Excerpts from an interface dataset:
•••••

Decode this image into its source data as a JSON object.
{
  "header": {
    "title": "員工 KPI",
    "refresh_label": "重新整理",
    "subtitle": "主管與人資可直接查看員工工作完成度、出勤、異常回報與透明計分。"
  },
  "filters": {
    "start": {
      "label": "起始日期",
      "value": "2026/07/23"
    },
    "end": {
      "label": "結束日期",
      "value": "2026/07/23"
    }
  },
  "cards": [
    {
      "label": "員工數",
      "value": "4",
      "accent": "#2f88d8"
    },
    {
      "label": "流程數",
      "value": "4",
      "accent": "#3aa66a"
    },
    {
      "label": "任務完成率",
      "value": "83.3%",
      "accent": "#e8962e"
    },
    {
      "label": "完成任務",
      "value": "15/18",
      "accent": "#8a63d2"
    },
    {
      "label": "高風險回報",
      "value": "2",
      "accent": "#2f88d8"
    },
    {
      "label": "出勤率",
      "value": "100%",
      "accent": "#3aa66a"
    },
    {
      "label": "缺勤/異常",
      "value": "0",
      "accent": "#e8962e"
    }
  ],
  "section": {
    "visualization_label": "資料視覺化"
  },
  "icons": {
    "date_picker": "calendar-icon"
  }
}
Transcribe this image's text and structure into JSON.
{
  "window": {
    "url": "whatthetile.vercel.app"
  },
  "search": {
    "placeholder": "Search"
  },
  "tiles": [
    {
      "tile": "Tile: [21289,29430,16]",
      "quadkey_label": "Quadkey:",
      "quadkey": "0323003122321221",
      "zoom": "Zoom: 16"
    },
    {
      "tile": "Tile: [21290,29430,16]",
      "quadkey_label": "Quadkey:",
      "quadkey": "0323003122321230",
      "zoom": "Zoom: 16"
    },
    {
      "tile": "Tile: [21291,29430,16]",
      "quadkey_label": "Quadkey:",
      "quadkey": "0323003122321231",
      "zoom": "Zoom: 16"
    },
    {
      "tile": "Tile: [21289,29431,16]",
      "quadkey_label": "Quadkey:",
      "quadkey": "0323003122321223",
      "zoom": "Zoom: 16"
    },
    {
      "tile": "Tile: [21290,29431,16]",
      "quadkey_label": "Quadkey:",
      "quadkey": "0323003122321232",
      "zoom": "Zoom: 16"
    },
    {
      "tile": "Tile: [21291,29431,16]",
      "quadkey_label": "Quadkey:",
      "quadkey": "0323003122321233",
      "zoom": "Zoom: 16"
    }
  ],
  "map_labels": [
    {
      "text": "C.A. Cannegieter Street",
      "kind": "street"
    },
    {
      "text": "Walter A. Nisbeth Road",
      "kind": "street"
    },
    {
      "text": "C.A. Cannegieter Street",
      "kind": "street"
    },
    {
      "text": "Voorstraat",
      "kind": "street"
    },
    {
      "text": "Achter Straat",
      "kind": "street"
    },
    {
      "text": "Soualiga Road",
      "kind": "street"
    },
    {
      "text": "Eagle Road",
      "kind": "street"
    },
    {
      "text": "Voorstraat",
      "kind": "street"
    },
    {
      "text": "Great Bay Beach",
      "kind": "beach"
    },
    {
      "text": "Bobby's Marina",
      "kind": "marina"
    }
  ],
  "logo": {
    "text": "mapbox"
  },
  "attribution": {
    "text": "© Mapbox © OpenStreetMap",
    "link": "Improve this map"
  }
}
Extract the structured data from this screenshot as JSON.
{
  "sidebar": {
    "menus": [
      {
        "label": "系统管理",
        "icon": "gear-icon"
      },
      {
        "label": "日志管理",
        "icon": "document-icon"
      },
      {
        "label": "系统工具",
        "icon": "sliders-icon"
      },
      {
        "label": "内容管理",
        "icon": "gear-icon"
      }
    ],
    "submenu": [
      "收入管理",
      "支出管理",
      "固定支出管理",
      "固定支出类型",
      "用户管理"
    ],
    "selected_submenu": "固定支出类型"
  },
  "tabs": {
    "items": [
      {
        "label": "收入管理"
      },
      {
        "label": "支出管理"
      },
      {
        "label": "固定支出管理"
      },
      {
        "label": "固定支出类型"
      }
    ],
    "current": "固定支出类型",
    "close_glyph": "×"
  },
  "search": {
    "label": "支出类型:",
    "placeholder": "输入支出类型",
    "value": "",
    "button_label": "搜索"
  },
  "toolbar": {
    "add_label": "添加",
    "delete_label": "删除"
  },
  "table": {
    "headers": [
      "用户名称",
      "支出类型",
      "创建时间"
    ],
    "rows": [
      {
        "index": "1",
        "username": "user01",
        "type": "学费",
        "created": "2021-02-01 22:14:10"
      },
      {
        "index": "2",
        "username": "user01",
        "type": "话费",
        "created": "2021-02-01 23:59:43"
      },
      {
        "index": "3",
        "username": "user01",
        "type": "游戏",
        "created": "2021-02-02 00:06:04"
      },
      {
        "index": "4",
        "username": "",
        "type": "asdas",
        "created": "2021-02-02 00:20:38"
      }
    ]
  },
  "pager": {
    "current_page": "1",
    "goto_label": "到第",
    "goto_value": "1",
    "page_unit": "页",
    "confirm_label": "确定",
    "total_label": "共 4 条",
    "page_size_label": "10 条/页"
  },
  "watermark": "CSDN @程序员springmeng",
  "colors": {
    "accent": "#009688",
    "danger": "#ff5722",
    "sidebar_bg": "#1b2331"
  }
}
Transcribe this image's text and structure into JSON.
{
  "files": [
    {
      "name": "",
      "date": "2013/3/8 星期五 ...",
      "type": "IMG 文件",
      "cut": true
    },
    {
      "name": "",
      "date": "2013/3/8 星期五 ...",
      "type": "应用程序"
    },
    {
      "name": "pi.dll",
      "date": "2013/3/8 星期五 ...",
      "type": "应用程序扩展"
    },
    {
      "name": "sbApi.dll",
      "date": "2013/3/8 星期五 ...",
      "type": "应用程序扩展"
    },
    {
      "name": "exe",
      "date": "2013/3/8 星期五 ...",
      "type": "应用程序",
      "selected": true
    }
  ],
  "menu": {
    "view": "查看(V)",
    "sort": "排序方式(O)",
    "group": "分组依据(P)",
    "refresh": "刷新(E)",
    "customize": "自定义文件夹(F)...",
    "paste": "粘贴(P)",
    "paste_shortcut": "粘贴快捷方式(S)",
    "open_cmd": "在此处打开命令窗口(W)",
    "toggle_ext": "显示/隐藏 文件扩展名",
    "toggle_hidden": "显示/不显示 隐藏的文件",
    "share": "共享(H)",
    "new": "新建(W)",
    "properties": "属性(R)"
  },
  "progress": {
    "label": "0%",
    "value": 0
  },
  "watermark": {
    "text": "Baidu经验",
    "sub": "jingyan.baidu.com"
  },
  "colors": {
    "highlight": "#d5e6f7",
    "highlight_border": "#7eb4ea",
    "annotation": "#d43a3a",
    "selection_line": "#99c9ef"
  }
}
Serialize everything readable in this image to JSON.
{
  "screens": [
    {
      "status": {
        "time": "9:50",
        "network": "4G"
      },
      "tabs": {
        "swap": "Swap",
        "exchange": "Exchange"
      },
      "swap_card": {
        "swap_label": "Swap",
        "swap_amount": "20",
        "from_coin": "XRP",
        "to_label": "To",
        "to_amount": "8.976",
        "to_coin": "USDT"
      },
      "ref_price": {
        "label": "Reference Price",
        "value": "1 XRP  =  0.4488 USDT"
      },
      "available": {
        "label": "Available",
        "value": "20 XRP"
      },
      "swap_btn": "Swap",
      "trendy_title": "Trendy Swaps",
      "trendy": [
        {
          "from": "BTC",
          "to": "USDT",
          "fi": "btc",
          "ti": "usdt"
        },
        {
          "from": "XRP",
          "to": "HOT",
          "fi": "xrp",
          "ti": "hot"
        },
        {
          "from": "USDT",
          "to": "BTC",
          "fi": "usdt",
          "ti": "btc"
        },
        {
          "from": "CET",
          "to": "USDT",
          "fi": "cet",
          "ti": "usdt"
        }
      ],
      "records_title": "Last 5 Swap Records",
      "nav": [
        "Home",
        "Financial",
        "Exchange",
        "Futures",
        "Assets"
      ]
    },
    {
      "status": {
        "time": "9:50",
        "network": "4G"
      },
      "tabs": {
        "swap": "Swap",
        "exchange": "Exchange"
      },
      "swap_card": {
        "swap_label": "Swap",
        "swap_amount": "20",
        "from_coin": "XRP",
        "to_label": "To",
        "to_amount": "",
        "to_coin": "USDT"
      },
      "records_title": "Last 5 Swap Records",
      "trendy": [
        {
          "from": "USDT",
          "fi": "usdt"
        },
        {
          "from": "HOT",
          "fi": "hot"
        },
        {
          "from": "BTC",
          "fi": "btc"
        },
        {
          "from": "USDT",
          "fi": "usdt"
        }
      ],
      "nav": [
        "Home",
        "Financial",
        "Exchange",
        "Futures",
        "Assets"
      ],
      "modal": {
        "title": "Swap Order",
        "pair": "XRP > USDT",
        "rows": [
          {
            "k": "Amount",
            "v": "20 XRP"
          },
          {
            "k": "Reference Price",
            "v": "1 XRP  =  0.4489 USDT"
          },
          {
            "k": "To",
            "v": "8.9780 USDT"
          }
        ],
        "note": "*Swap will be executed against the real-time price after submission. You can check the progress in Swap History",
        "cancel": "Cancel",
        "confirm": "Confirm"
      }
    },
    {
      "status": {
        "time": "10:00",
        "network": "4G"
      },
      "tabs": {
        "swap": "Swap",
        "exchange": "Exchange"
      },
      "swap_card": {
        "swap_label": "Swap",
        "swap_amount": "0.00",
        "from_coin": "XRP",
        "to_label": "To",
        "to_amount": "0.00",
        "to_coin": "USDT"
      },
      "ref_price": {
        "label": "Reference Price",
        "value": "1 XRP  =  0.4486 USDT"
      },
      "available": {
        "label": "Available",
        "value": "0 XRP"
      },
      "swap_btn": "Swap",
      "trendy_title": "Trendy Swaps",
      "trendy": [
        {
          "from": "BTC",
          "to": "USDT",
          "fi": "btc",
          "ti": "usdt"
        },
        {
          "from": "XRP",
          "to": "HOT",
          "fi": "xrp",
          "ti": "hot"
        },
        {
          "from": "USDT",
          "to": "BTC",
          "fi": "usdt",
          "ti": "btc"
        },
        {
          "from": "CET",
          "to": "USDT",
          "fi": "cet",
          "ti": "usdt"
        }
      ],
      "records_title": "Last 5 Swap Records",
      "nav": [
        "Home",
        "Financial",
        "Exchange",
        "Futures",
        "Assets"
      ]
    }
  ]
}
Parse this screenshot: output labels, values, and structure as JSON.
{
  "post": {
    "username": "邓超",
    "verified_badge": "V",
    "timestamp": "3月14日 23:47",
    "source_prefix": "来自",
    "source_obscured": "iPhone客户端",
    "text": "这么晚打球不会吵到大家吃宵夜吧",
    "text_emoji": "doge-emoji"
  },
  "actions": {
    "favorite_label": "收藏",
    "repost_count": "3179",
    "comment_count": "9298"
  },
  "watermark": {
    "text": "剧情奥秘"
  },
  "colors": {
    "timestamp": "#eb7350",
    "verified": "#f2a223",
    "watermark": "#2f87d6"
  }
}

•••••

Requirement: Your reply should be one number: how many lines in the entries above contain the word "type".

Solution to this exercise: 9